This keyhole may look a little patchy right now, and that’s to be expected, as that large open patch is where my horseradish grows. Like many large leafy plants, it goes dormant in winter, and disappears from the surface of the soil, but just like the tulip bulbs, there is a living plant with established root systems living just out of site. It’s helpful to keep updated maps of your planted spaces to remind you of where all those hidden gems are sleeping. Yes, I have dug up bulbs and roots accidentally in winter, forgetting I’d planted there the year before. Stakes and cages also help in keeping spaces protected.

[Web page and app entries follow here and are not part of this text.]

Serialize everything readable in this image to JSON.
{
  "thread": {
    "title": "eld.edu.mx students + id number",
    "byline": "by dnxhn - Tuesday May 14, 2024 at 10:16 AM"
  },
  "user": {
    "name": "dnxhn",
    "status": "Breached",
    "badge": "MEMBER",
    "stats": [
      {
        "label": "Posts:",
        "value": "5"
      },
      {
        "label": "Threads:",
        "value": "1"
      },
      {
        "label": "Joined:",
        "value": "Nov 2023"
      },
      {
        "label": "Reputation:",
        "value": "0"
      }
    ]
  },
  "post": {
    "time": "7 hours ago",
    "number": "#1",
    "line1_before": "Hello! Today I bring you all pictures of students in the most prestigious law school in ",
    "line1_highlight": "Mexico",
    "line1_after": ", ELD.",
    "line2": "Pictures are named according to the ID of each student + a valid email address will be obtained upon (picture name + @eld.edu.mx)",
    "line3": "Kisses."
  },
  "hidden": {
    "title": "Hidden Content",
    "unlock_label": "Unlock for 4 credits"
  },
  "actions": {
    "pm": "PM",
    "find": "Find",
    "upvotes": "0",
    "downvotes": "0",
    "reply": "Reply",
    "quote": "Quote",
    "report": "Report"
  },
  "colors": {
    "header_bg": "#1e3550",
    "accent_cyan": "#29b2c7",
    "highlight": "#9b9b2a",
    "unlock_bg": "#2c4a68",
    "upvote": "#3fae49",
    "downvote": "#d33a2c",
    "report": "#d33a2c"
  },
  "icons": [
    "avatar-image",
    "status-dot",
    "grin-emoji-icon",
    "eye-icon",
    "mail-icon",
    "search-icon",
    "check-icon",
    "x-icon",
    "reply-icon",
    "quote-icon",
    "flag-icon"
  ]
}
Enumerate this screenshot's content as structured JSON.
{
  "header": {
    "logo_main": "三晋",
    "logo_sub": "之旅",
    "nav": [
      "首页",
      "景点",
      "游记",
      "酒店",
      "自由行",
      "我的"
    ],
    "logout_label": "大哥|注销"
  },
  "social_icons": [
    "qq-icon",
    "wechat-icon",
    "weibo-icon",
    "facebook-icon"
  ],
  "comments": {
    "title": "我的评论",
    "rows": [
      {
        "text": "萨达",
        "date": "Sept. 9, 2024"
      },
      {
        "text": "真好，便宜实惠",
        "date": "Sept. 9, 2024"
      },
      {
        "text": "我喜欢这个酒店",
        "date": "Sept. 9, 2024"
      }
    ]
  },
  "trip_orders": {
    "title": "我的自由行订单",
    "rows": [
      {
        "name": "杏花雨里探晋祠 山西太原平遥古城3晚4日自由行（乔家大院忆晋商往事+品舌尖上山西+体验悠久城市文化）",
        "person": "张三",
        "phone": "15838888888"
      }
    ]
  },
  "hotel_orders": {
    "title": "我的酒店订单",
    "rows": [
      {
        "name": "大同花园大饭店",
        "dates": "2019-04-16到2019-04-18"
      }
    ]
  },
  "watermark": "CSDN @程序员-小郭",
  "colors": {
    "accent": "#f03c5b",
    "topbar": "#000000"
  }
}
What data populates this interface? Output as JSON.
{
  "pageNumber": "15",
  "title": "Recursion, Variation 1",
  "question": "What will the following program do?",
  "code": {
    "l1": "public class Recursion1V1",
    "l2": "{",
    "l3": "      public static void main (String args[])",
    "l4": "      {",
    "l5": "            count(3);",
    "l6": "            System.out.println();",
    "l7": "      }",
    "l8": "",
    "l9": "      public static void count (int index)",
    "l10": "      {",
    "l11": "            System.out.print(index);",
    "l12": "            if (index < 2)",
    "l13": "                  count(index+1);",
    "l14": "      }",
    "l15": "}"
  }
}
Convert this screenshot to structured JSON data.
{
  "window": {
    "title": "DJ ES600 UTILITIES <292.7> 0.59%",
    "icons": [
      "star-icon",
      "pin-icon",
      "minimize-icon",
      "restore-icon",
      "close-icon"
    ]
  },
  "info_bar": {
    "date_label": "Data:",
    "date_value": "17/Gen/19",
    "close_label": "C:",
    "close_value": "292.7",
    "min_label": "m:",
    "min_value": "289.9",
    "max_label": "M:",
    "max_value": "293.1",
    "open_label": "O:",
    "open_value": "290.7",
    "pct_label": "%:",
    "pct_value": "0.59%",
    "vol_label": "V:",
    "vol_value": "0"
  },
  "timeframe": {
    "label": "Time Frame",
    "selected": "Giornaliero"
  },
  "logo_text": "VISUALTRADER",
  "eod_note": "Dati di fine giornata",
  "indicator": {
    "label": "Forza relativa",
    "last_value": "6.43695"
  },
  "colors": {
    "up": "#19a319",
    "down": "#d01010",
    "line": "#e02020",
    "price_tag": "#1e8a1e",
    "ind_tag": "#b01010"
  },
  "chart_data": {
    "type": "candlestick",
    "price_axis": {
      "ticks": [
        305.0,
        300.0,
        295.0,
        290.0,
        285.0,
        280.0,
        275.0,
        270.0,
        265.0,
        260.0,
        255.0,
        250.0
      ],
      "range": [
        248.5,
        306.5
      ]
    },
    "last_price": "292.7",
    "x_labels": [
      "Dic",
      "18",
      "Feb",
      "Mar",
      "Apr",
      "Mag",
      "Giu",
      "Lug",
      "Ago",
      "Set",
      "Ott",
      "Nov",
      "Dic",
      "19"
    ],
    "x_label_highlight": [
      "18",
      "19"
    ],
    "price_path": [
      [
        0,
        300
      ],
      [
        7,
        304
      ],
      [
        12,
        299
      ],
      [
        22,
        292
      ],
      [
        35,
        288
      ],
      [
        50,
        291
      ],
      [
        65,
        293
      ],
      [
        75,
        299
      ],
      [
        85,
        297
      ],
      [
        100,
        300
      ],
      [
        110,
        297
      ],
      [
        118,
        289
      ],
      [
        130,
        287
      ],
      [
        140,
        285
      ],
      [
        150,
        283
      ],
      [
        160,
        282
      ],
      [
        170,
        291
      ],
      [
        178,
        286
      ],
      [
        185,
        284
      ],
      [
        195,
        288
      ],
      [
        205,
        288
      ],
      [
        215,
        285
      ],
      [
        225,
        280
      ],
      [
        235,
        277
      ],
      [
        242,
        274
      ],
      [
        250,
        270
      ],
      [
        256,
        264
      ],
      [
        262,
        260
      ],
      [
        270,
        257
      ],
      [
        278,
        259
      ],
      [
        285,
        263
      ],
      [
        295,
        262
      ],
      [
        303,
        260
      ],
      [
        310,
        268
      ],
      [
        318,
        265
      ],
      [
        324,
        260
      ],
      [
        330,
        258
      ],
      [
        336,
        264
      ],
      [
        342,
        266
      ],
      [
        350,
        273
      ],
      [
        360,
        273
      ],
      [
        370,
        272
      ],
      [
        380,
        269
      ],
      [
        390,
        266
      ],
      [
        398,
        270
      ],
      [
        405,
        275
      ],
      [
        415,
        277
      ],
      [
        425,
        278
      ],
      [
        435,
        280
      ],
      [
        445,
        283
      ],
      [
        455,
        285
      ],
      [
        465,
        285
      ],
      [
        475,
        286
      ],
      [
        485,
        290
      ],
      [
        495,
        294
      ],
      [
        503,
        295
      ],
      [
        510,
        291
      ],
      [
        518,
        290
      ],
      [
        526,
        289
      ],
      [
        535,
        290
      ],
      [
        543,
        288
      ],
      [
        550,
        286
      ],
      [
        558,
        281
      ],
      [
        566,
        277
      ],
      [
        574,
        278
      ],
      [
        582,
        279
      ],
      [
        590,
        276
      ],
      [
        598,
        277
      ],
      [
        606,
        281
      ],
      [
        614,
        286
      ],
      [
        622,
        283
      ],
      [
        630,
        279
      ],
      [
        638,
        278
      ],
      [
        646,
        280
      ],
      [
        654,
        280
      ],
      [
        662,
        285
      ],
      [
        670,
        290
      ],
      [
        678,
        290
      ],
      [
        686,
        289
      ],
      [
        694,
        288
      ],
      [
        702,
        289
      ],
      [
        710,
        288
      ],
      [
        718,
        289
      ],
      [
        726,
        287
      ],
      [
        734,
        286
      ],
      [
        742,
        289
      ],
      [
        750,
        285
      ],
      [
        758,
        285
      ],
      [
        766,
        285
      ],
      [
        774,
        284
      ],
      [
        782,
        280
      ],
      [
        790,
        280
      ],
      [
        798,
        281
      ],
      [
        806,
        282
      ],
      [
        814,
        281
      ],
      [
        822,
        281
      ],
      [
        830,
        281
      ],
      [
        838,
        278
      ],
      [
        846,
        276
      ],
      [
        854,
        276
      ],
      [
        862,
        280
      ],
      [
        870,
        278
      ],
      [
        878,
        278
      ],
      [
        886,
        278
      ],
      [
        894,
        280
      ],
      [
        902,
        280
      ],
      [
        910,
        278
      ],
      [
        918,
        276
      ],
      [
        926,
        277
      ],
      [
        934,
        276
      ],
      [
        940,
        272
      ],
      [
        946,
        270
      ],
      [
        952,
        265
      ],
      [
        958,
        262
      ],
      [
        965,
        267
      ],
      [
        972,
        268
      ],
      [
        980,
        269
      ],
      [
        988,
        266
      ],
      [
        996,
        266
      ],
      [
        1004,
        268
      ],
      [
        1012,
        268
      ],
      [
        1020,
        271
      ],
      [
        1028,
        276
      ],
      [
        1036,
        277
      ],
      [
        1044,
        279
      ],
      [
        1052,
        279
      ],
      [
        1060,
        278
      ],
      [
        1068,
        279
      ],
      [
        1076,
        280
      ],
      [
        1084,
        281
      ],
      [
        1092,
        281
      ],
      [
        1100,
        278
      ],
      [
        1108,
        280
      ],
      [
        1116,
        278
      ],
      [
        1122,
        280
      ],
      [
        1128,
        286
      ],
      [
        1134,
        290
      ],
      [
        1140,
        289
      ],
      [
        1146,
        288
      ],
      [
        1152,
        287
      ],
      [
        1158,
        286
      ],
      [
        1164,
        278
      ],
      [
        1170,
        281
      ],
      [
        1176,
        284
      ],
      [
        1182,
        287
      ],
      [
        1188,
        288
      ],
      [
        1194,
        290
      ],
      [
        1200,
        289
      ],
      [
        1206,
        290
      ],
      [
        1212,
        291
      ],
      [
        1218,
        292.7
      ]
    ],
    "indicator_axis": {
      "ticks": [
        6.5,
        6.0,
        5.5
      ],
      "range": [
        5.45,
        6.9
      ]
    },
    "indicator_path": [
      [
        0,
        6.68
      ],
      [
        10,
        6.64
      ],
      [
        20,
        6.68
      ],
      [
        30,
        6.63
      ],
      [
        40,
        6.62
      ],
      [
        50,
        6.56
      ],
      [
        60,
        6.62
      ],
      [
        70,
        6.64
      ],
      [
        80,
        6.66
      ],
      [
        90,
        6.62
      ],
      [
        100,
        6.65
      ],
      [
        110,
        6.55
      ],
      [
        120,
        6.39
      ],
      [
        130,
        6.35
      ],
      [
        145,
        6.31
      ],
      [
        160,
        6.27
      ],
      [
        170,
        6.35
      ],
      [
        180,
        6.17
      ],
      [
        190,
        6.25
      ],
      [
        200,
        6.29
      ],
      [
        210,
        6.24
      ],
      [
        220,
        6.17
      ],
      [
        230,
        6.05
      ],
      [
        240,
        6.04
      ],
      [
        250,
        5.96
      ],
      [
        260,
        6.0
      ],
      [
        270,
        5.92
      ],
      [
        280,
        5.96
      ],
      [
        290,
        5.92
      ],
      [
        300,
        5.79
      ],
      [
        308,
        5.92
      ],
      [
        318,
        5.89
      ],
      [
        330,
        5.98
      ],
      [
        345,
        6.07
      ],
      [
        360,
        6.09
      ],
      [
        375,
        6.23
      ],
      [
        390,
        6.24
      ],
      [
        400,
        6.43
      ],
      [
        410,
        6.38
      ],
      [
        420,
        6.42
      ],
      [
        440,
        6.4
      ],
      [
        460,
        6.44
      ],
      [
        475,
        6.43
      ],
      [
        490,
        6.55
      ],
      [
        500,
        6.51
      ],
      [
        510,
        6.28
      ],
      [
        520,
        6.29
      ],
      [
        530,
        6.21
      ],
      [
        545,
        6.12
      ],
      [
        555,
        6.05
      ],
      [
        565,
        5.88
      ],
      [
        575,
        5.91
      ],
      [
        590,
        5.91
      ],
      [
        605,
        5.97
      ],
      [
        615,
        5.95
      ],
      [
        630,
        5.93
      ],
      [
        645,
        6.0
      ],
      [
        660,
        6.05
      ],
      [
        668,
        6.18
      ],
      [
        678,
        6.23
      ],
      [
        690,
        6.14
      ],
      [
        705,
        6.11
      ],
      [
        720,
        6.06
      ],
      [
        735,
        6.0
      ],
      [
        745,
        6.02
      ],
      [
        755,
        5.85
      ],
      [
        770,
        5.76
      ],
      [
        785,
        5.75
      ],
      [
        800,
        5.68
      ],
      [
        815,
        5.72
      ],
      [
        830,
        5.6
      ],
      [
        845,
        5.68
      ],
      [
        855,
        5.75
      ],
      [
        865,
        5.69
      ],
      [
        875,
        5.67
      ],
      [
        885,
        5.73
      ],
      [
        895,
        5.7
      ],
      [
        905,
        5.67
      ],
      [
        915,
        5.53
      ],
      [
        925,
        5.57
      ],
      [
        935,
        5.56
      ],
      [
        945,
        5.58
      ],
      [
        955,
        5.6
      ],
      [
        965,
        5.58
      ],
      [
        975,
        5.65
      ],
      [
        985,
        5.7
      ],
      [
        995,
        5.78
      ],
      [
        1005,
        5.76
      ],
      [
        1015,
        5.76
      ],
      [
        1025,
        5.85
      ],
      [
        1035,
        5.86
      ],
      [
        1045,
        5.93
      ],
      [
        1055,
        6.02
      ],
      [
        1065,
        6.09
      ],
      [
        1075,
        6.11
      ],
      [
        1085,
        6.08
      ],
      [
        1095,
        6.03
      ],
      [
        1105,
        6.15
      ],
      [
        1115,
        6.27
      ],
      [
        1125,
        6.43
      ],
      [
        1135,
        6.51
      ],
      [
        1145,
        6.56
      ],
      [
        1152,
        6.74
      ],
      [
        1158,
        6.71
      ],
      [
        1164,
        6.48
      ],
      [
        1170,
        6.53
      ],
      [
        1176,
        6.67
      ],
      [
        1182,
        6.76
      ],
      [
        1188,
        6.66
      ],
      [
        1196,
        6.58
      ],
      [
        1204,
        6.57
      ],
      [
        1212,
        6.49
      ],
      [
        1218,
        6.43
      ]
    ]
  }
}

If you do get a chance to start your garden before Spring, and I hope you do, remember to be patient with new seeds. It’s still winter, and the cold frosts will come till the end of April at our elevation, so any expectations should be retrained till after the first planting dates in Late April, early May. On a side note- you can start plants inside, and without a greenhouse, many of your seeds should be sprouted indoors under a grow light if possible. I don’t do this, because my success rate has been so low, I gave up and rely on my greenhouse, which should be completed by May. I’ll most likely buy tomato starts at a local valley farm, where a devoted vegetable cultivator has tones of greenhouse space, and the setup to mass produce a good crop of hot house plants. It’s worth the investment and saves you a lot of time and frustration as a gardener here in our wet, cool climate.

At EEC Forest Stewardship, gardening is not a main focus, but it is an important way to cultivate a selection of native and cultivar food to supplement meals. It also keeps me connected to growing things, tending space, and paying attention to what’s growing on around me. What pests are around, what beneficial insects are helping out, and how the weather is affecting the living world through each season. It’s also a place of pride on the land where I can teach about edible landscape, what grows easily in our bio-region, and how to set up low maintenance systems to feed yourself. There’s nothing like getting your hands in the soil, and later picking your own asparagus, peas, and lettuce for the perfect home grown salad.